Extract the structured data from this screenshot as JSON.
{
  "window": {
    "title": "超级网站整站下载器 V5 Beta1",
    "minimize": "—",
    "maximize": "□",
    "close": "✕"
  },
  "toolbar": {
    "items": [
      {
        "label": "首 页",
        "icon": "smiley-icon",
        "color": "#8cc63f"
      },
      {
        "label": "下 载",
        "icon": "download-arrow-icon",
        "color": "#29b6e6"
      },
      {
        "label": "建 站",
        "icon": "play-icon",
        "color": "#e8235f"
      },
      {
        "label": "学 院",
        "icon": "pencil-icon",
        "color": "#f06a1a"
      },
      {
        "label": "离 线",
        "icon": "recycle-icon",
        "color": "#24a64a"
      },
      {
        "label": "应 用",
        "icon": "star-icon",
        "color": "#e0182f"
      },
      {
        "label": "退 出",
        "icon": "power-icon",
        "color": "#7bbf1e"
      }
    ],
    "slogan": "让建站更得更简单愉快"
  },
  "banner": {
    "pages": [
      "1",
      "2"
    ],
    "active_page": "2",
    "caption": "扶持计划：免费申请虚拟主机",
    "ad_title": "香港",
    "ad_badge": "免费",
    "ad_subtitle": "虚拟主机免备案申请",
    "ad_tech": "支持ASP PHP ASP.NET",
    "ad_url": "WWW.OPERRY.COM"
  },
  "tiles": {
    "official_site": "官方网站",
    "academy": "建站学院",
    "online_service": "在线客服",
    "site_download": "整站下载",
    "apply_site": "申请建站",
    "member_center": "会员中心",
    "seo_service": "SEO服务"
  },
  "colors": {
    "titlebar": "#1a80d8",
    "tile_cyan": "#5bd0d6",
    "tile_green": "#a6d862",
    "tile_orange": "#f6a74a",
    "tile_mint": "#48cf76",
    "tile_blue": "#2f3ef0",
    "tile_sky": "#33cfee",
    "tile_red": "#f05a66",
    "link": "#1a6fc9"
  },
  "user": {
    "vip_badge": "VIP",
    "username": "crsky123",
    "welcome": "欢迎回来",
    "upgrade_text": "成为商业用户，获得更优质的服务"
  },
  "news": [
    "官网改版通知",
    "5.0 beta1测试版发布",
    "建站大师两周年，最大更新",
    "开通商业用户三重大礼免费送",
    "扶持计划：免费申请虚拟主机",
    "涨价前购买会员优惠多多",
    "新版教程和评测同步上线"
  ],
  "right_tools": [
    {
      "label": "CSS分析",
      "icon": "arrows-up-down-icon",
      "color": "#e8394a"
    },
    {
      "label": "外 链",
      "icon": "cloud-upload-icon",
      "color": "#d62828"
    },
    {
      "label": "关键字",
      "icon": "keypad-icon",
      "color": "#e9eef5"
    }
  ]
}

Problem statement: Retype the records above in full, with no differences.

Task response:
Extract the structured data from this screenshot as JSON.
{
  "window": {
    "title": "超级网站整站下载器 V5 Beta1",
    "minimize": "—",
    "maximize": "□",
    "close": "✕"
  },
  "toolbar": {
    "items": [
      {
        "label": "首 页",
        "icon": "smiley-icon",
        "color": "#8cc63f"
      },
      {
        "label": "下 载",
        "icon": "download-arrow-icon",
        "color": "#29b6e6"
      },
      {
        "label": "建 站",
        "icon": "play-icon",
        "color": "#e8235f"
      },
      {
        "label": "学 院",
        "icon": "pencil-icon",
        "color": "#f06a1a"
      },
      {
        "label": "离 线",
        "icon": "recycle-icon",
        "color": "#24a64a"
      },
      {
        "label": "应 用",
        "icon": "star-icon",
        "color": "#e0182f"
      },
      {
        "label": "退 出",
        "icon": "power-icon",
        "color": "#7bbf1e"
      }
    ],
    "slogan": "让建站更得更简单愉快"
  },
  "banner": {
    "pages": [
      "1",
      "2"
    ],
    "active_page": "2",
    "caption": "扶持计划：免费申请虚拟主机",
    "ad_title": "香港",
    "ad_badge": "免费",
    "ad_subtitle": "虚拟主机免备案申请",
    "ad_tech": "支持ASP PHP ASP.NET",
    "ad_url": "WWW.OPERRY.COM"
  },
  "tiles": {
    "official_site": "官方网站",
    "academy": "建站学院",
    "online_service": "在线客服",
    "site_download": "整站下载",
    "apply_site": "申请建站",
    "member_center": "会员中心",
    "seo_service": "SEO服务"
  },
  "colors": {
    "titlebar": "#1a80d8",
    "tile_cyan": "#5bd0d6",
    "tile_green": "#a6d862",
    "tile_orange": "#f6a74a",
    "tile_mint": "#48cf76",
    "tile_blue": "#2f3ef0",
    "tile_sky": "#33cfee",
    "tile_red": "#f05a66",
    "link": "#1a6fc9"
  },
  "user": {
    "vip_badge": "VIP",
    "username": "crsky123",
    "welcome": "欢迎回来",
    "upgrade_text": "成为商业用户，获得更优质的服务"
  },
  "news": [
    "官网改版通知",
    "5.0 beta1测试版发布",
    "建站大师两周年，最大更新",
    "开通商业用户三重大礼免费送",
    "扶持计划：免费申请虚拟主机",
    "涨价前购买会员优惠多多",
    "新版教程和评测同步上线"
  ],
  "right_tools": [
    {
      "label": "CSS分析",
      "icon": "arrows-up-down-icon",
      "color": "#e8394a"
    },
    {
      "label": "外 链",
      "icon": "cloud-upload-icon",
      "color": "#d62828"
    },
    {
      "label": "关键字",
      "icon": "keypad-icon",
      "color": "#e9eef5"
    }
  ]
}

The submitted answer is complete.